[[ SUPPLIED DATA, beginning ]]
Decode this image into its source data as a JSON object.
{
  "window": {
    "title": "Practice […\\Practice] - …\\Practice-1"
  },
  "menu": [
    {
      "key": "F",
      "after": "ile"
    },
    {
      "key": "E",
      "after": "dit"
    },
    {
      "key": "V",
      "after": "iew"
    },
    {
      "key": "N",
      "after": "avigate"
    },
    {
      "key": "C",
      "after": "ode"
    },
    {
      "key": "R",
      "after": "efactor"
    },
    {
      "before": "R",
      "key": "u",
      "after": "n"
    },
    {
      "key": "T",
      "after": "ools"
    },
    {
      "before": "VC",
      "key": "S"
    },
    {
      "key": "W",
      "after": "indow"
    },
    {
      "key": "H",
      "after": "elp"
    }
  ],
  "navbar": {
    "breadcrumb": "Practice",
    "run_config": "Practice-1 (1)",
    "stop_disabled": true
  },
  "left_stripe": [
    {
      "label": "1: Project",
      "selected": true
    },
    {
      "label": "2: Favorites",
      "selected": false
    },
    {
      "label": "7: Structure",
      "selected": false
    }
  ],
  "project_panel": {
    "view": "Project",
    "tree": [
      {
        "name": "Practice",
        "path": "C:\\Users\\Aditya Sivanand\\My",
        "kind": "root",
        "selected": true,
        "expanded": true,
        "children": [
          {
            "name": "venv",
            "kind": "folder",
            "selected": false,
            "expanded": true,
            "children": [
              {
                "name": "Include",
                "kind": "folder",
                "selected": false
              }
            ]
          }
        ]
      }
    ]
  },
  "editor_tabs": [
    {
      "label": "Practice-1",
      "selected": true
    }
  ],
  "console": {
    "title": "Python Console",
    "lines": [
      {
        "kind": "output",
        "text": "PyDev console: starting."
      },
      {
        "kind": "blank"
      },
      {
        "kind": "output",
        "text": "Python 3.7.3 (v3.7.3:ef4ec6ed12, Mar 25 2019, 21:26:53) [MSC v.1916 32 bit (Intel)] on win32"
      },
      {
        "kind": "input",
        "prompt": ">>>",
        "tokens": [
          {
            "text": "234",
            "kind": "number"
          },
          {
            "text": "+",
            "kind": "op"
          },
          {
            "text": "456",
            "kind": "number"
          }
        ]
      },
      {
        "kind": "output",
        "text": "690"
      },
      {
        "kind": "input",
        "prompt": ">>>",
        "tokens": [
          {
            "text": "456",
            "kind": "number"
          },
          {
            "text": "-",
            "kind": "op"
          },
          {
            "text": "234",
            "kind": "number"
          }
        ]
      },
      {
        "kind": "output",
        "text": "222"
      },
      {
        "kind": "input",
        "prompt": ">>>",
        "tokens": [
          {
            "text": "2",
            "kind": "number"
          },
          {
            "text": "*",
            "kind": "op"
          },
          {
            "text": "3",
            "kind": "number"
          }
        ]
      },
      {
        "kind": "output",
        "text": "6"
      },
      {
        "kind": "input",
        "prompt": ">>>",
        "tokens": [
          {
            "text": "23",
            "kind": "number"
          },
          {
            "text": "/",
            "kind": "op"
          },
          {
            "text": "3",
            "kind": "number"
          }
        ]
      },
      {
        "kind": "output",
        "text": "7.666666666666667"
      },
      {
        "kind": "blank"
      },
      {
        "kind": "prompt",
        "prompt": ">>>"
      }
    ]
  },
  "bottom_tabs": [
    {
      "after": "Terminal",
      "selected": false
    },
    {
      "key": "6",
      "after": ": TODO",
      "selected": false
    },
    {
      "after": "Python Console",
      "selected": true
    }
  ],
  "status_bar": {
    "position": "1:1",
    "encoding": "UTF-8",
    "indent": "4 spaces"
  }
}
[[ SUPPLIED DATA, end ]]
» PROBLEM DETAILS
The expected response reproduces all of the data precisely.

» ANSWER SPACE
Decode this image into its source data as a JSON object.
{
  "window": {
    "title": "Practice […\\Practice] - …\\Practice-1"
  },
  "menu": [
    {
      "key": "F",
      "after": "ile"
    },
    {
      "key": "E",
      "after": "dit"
    },
    {
      "key": "V",
      "after": "iew"
    },
    {
      "key": "N",
      "after": "avigate"
    },
    {
      "key": "C",
      "after": "ode"
    },
    {
      "key": "R",
      "after": "efactor"
    },
    {
      "before": "R",
      "key": "u",
      "after": "n"
    },
    {
      "key": "T",
      "after": "ools"
    },
    {
      "before": "VC",
      "key": "S"
    },
    {
      "key": "W",
      "after": "indow"
    },
    {
      "key": "H",
      "after": "elp"
    }
  ],
  "navbar": {
    "breadcrumb": "Practice",
    "run_config": "Practice-1 (1)",
    "stop_disabled": true
  },
  "left_stripe": [
    {
      "label": "1: Project",
      "selected": true
    },
    {
      "label": "2: Favorites",
      "selected": false
    },
    {
      "label": "7: Structure",
      "selected": false
    }
  ],
  "project_panel": {
    "view": "Project",
    "tree": [
      {
        "name": "Practice",
        "path": "C:\\Users\\Aditya Sivanand\\My",
        "kind": "root",
        "selected": true,
        "expanded": true,
        "children": [
          {
            "name": "venv",
            "kind": "folder",
            "selected": false,
            "expanded": true,
            "children": [
              {
                "name": "Include",
                "kind": "folder",
                "selected": false
              }
            ]
          }
        ]
      }
    ]
  },
  "editor_tabs": [
    {
      "label": "Practice-1",
      "selected": true
    }
  ],
  "console": {
    "title": "Python Console",
    "lines": [
      {
        "kind": "output",
        "text": "PyDev console: starting."
      },
      {
        "kind": "blank"
      },
      {
        "kind": "output",
        "text": "Python 3.7.3 (v3.7.3:ef4ec6ed12, Mar 25 2019, 21:26:53) [MSC v.1916 32 bit (Intel)] on win32"
      },
      {
        "kind": "input",
        "prompt": ">>>",
        "tokens": [
          {
            "text": "234",
            "kind": "number"
          },
          {
            "text": "+",
            "kind": "op"
          },
          {
            "text": "456",
            "kind": "number"
          }
        ]
      },
      {
        "kind": "output",
        "text": "690"
      },
      {
        "kind": "input",
        "prompt": ">>>",
        "tokens": [
          {
            "text": "456",
            "kind": "number"
          },
          {
            "text": "-",
            "kind": "op"
          },
          {
            "text": "234",
            "kind": "number"
          }
        ]
      },
      {
        "kind": "output",
        "text": "222"
      },
      {
        "kind": "input",
        "prompt": ">>>",
        "tokens": [
          {
            "text": "2",
            "kind": "number"
          },
          {
            "text": "*",
            "kind": "op"
          },
          {
            "text": "3",
            "kind": "number"
          }
        ]
      },
      {
        "kind": "output",
        "text": "6"
      },
      {
        "kind": "input",
        "prompt": ">>>",
        "tokens": [
          {
            "text": "23",
            "kind": "number"
          },
          {
            "text": "/",
            "kind": "op"
          },
          {
            "text": "3",
            "kind": "number"
          }
        ]
      },
      {
        "kind": "output",
        "text": "7.666666666666667"
      },
      {
        "kind": "blank"
      },
      {
        "kind": "prompt",
        "prompt": ">>>"
      }
    ]
  },
  "bottom_tabs": [
    {
      "after": "Terminal",
      "selected": false
    },
    {
      "key": "6",
      "after": ": TODO",
      "selected": false
    },
    {
      "after": "Python Console",
      "selected": true
    }
  ],
  "status_bar": {
    "position": "1:1",
    "encoding": "UTF-8",
    "indent": "4 spaces"
  }
}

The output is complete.